> GIVEN RECORDS
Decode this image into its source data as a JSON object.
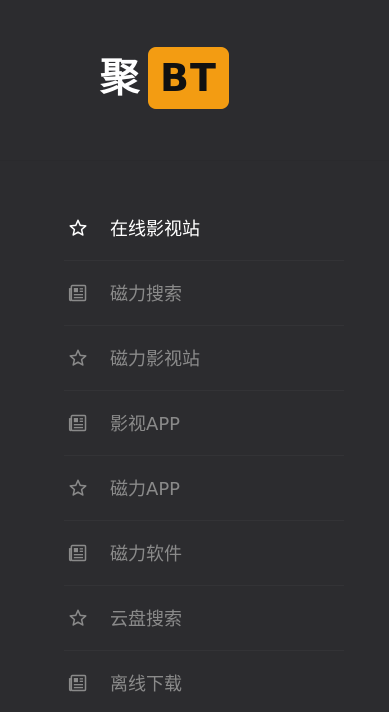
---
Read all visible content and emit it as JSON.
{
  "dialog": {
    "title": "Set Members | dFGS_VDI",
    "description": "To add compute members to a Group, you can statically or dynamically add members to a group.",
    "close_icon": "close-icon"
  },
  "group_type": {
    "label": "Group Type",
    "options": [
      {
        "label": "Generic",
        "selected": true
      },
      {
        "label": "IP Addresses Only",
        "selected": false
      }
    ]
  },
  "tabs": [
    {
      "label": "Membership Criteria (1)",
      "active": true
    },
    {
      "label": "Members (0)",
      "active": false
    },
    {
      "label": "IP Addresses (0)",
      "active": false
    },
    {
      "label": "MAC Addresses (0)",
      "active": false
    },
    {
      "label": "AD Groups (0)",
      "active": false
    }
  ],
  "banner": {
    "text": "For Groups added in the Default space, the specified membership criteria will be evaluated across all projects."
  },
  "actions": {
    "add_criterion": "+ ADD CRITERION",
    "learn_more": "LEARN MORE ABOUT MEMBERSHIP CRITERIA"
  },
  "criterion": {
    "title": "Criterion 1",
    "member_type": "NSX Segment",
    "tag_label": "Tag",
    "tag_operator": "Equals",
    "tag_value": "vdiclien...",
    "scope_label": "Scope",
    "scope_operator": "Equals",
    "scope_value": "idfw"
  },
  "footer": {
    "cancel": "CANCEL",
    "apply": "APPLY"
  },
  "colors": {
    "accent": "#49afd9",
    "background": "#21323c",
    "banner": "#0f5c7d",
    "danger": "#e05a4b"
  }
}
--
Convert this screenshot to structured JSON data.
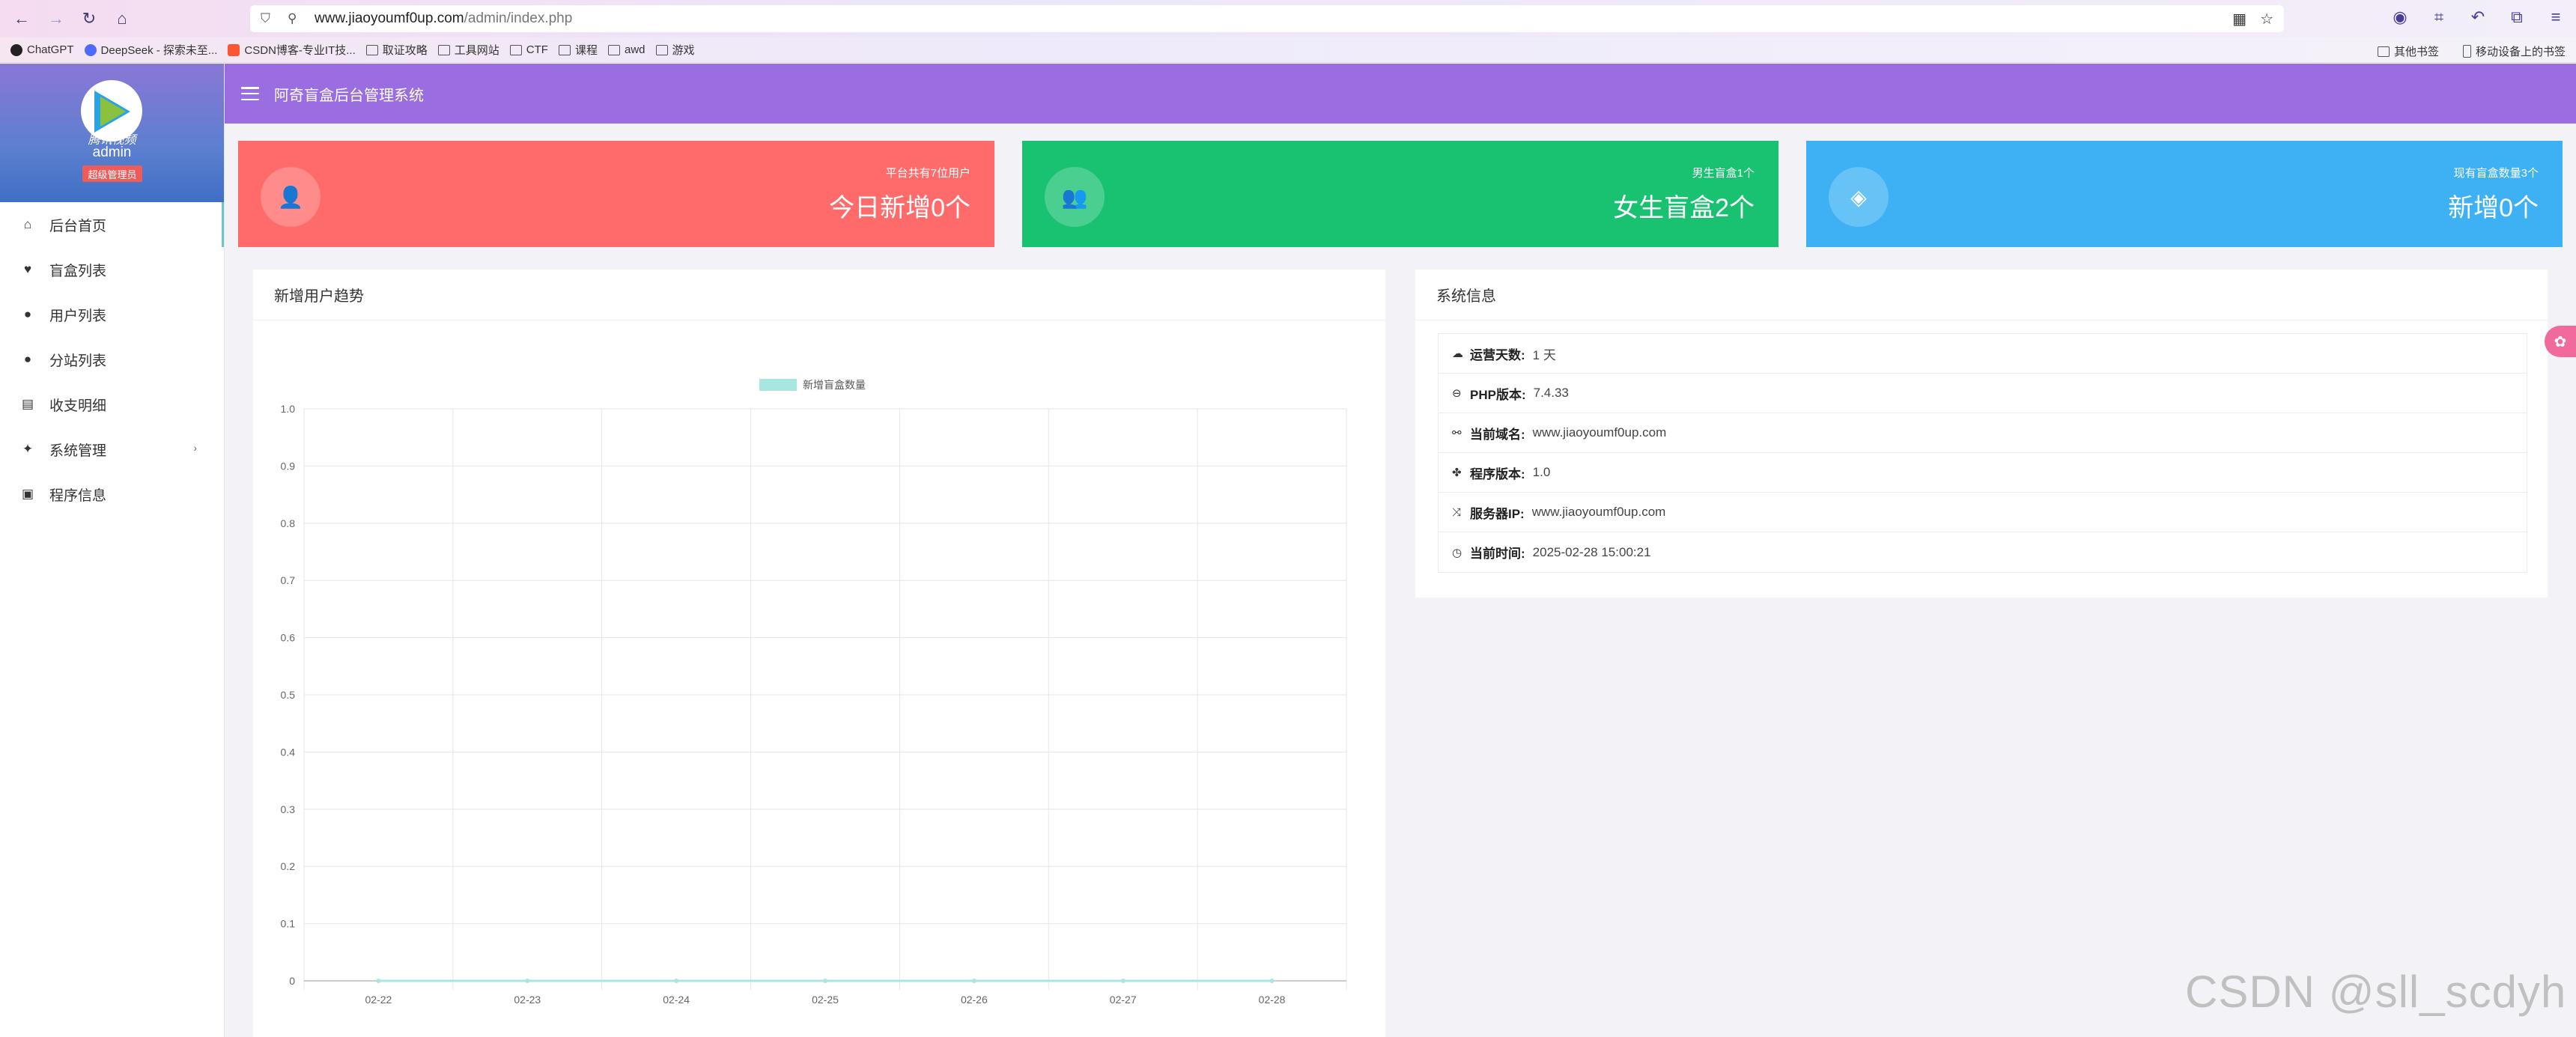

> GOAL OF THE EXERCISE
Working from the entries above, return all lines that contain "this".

> TASK RESPONSE
Decode this image into its source data as a JSON object.
Convert this screenshot to structured JSON data.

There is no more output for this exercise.